■ **Problem to solve**
Among the entries below, how many lines contain the string "this"? Reply with that number alone.

Segment Start: Data to process

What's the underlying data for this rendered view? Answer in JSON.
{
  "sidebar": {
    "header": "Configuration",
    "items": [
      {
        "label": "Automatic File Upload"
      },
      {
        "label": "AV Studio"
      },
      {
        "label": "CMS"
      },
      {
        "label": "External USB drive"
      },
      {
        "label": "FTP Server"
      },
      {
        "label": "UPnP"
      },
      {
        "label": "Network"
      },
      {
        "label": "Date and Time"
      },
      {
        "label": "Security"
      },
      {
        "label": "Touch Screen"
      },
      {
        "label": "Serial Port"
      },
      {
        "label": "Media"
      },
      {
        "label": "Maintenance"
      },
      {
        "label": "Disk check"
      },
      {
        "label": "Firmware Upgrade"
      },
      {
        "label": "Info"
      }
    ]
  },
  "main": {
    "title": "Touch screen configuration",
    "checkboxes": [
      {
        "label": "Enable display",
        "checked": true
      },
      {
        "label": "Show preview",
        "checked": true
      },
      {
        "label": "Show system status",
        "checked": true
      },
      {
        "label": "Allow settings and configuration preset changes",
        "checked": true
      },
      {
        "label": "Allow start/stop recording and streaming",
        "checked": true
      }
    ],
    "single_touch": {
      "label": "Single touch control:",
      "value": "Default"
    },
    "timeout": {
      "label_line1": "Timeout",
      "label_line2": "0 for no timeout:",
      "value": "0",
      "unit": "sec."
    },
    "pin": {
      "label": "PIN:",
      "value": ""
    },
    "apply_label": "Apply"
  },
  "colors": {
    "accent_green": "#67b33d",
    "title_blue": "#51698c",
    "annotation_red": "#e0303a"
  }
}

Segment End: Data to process
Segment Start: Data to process

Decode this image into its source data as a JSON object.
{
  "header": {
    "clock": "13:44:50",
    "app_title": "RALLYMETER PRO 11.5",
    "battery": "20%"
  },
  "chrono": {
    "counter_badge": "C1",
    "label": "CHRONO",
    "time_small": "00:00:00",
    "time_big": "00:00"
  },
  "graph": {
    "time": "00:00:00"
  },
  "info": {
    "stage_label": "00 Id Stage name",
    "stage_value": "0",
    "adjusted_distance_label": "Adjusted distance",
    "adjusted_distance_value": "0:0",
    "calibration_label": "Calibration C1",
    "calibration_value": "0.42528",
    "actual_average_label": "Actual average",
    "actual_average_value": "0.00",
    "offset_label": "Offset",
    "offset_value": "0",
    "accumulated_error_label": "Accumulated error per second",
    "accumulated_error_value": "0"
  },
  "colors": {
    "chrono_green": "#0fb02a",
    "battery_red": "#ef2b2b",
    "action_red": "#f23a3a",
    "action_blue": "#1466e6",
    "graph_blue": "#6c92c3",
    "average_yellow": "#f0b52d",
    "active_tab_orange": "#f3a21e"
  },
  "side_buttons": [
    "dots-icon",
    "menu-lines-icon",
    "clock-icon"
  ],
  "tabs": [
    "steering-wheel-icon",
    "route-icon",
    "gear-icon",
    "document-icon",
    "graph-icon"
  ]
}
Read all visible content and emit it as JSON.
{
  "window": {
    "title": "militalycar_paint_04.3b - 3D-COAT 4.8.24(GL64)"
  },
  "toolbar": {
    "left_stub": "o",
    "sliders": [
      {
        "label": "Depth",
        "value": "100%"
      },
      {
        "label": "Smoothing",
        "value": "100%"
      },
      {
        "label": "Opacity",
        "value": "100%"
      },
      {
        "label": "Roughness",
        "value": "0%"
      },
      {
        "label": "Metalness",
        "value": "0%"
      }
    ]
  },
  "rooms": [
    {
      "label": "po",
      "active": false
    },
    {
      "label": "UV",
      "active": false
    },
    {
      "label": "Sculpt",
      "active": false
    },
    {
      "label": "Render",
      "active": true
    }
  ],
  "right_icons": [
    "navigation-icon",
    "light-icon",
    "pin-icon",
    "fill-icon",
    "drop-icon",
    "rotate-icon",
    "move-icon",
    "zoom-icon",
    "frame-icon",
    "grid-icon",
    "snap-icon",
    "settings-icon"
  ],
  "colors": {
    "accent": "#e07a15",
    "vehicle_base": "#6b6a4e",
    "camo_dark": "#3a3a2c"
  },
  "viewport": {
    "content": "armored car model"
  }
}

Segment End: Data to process
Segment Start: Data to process

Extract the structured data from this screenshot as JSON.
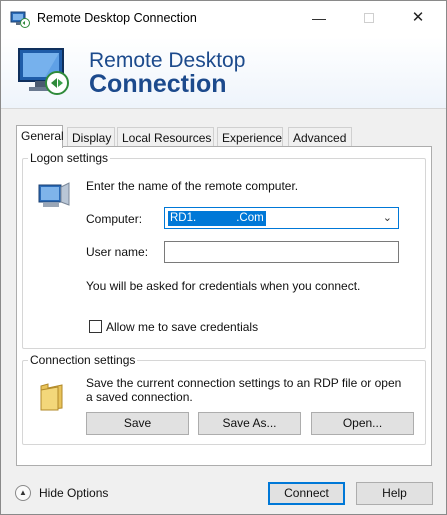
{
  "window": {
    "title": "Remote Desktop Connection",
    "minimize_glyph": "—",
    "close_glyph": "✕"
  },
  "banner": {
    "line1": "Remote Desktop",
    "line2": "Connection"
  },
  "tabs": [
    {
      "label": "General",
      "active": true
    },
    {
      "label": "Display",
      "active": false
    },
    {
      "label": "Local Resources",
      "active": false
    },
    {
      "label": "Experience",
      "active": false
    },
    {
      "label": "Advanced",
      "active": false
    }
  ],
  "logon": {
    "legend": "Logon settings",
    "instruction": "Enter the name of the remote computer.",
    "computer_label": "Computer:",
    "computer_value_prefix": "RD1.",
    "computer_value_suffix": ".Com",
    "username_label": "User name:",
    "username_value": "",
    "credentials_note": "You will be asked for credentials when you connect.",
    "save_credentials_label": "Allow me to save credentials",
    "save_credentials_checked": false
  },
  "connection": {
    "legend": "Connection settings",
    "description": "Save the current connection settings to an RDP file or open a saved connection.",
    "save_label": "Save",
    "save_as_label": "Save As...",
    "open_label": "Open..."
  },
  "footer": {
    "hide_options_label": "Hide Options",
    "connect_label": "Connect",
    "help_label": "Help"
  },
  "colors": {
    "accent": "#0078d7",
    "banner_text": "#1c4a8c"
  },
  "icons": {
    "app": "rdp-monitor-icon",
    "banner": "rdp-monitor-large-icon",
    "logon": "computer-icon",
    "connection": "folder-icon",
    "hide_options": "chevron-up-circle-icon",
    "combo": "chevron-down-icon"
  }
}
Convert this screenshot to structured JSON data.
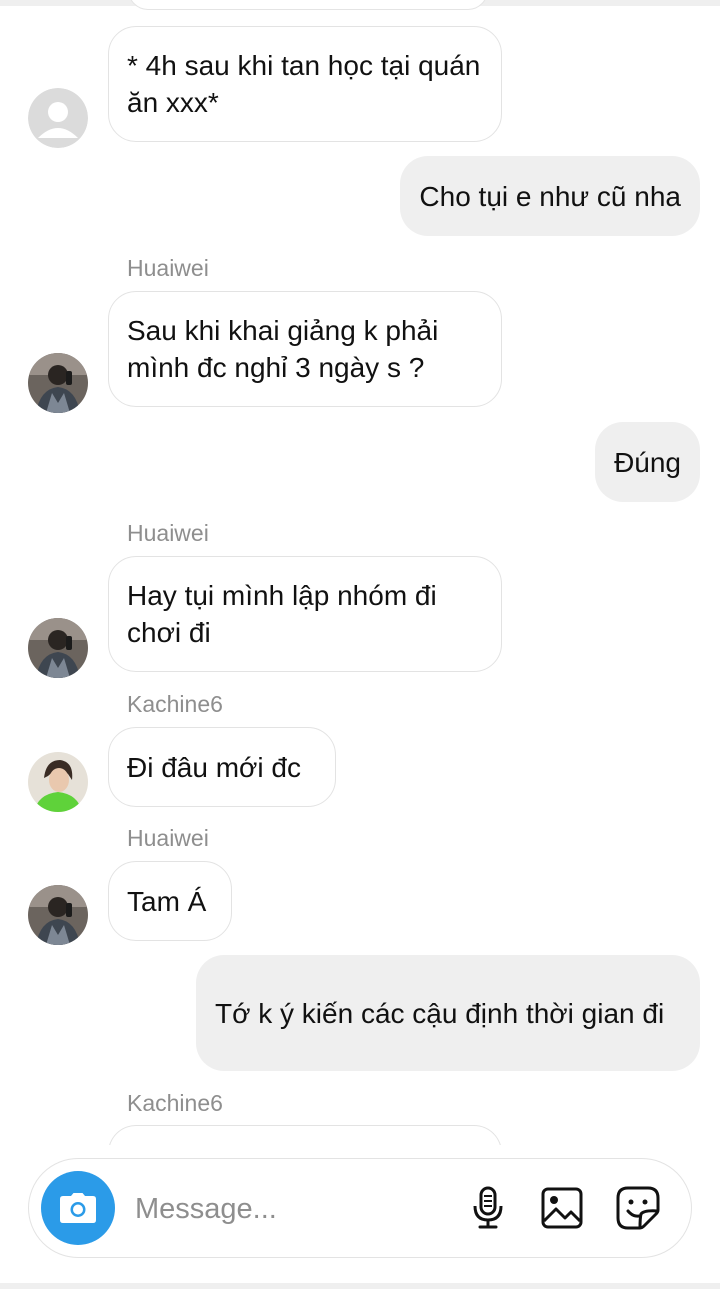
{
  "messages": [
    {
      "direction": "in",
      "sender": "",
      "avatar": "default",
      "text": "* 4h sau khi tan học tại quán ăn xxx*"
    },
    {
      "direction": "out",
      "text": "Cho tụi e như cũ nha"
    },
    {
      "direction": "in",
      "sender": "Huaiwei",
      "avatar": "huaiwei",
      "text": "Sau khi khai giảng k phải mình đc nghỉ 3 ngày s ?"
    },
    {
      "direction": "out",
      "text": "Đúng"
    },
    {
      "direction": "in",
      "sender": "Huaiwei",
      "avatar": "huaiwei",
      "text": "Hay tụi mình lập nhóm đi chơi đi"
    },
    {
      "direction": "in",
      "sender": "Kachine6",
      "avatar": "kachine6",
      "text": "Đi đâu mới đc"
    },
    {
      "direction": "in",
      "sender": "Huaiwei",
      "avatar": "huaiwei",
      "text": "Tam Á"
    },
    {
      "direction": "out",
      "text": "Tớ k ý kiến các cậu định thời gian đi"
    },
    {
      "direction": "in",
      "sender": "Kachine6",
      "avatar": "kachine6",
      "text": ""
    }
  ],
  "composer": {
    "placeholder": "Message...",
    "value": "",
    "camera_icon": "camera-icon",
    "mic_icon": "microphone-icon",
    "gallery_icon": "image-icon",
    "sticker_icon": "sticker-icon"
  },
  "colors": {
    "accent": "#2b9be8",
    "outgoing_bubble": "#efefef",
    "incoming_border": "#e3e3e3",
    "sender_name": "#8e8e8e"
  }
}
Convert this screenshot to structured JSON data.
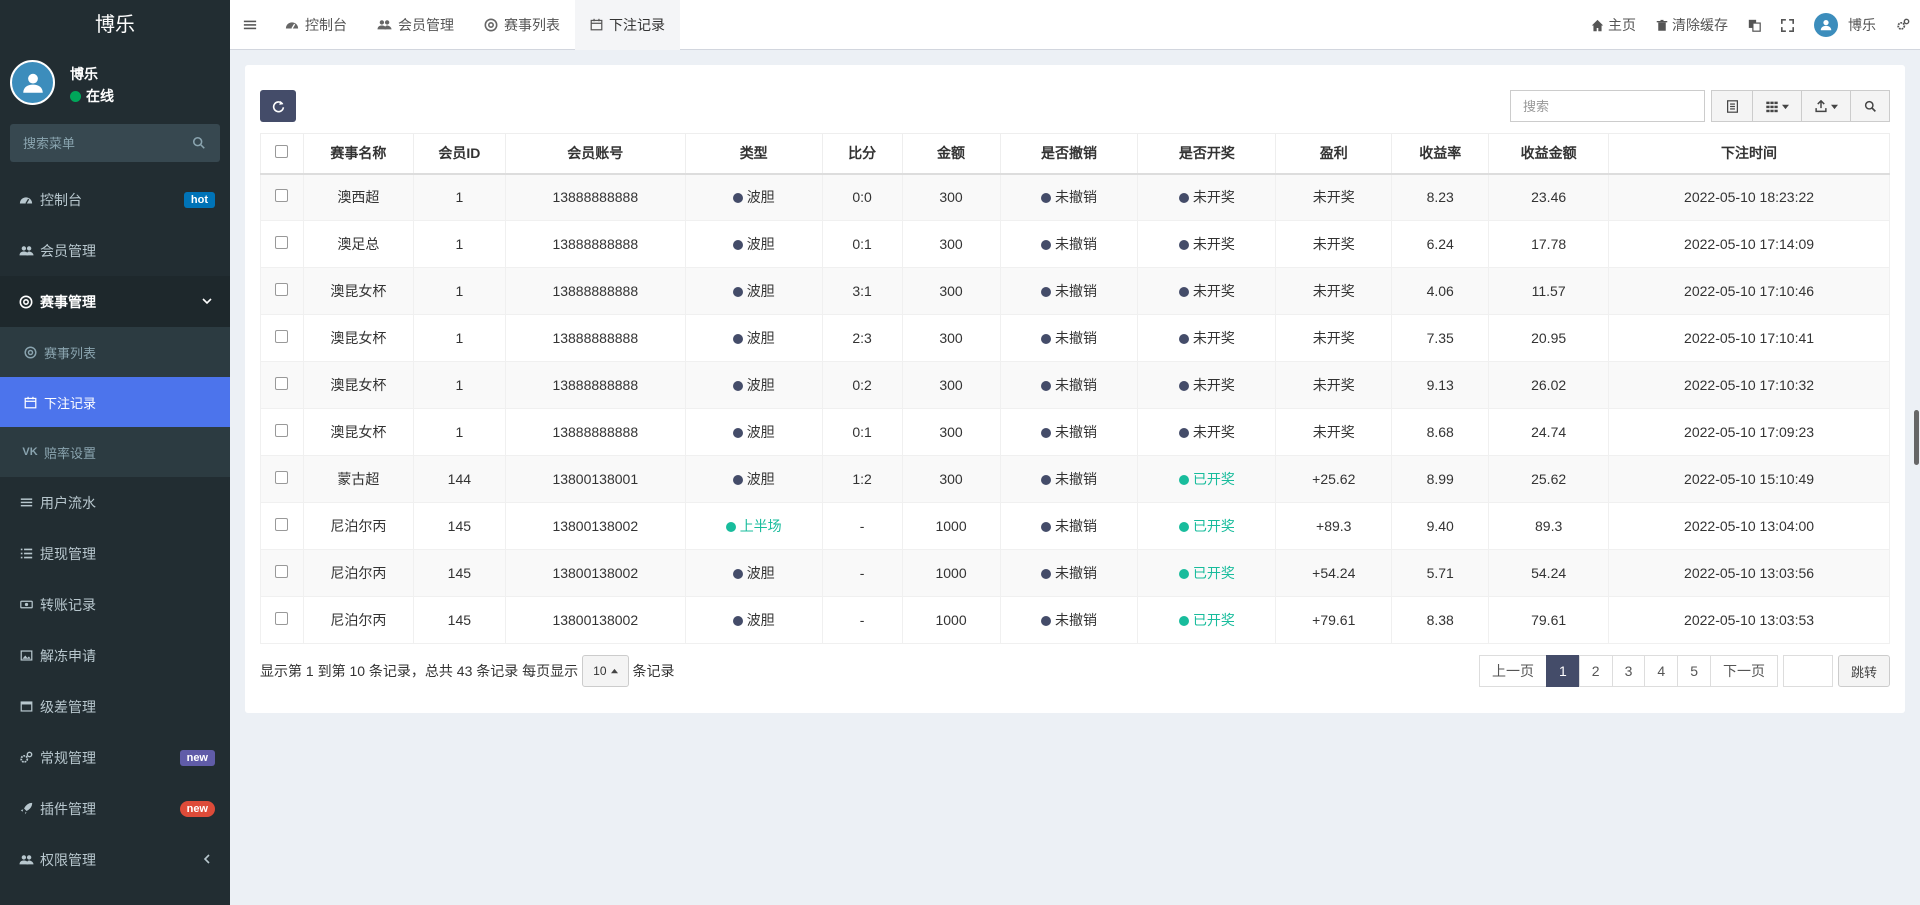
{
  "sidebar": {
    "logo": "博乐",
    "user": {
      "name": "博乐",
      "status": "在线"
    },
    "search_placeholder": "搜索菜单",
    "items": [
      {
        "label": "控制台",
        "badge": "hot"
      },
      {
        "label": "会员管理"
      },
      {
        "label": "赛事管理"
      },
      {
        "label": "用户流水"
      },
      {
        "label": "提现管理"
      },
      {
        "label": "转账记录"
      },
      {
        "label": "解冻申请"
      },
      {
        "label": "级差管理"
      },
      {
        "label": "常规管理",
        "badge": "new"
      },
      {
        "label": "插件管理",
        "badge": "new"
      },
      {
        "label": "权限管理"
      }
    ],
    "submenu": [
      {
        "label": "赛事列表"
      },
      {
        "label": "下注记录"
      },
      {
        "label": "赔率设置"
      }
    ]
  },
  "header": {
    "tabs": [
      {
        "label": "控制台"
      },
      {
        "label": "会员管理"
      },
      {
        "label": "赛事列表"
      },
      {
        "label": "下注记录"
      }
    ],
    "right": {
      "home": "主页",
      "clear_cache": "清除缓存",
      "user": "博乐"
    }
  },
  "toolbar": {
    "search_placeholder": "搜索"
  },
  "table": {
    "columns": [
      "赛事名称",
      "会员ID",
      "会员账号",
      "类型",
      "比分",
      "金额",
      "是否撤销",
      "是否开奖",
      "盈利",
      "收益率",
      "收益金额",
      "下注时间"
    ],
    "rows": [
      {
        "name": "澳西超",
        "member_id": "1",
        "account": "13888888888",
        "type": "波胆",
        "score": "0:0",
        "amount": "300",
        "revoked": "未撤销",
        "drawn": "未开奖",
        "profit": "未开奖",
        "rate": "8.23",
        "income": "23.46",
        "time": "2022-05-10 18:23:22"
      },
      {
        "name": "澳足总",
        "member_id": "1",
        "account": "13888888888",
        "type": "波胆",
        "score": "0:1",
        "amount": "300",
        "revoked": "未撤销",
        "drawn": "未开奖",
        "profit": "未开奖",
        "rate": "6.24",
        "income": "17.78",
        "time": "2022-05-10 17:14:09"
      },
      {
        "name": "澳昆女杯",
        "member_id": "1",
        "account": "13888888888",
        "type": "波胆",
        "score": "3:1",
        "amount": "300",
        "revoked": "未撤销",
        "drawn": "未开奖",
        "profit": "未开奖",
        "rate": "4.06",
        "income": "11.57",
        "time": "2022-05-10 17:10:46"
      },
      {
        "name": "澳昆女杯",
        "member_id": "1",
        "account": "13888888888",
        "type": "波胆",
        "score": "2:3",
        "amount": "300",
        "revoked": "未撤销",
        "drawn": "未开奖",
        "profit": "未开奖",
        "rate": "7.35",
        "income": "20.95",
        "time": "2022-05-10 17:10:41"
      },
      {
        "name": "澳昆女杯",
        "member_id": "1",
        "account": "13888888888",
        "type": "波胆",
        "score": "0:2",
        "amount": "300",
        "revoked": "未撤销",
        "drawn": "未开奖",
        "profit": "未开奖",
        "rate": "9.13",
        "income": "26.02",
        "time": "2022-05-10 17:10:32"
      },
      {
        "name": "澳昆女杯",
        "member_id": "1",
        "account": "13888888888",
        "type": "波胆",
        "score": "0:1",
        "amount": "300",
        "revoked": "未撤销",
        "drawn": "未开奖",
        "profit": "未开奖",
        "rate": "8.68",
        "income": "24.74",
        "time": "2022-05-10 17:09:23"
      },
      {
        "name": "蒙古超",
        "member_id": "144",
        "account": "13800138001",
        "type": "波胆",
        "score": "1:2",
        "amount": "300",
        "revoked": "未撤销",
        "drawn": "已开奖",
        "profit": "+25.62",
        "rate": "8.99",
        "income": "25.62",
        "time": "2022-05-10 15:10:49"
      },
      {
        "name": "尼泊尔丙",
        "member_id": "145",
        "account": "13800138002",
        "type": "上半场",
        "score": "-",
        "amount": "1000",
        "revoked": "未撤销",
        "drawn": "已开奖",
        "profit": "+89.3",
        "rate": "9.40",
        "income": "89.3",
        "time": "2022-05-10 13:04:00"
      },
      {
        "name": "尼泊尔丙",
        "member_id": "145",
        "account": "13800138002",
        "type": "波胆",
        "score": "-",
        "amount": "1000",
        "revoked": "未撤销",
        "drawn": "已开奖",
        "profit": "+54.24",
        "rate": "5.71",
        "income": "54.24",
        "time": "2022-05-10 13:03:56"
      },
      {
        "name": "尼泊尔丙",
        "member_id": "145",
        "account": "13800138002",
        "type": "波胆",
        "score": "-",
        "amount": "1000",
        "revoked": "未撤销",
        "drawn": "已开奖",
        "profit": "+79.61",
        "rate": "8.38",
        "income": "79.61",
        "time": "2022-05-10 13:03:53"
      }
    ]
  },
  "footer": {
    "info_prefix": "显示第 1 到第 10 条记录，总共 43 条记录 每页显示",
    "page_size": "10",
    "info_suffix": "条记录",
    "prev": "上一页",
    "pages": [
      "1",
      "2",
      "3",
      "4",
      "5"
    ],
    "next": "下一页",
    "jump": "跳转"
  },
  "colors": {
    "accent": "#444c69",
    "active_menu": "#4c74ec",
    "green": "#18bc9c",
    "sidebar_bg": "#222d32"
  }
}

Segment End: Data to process

■ **Answer**
5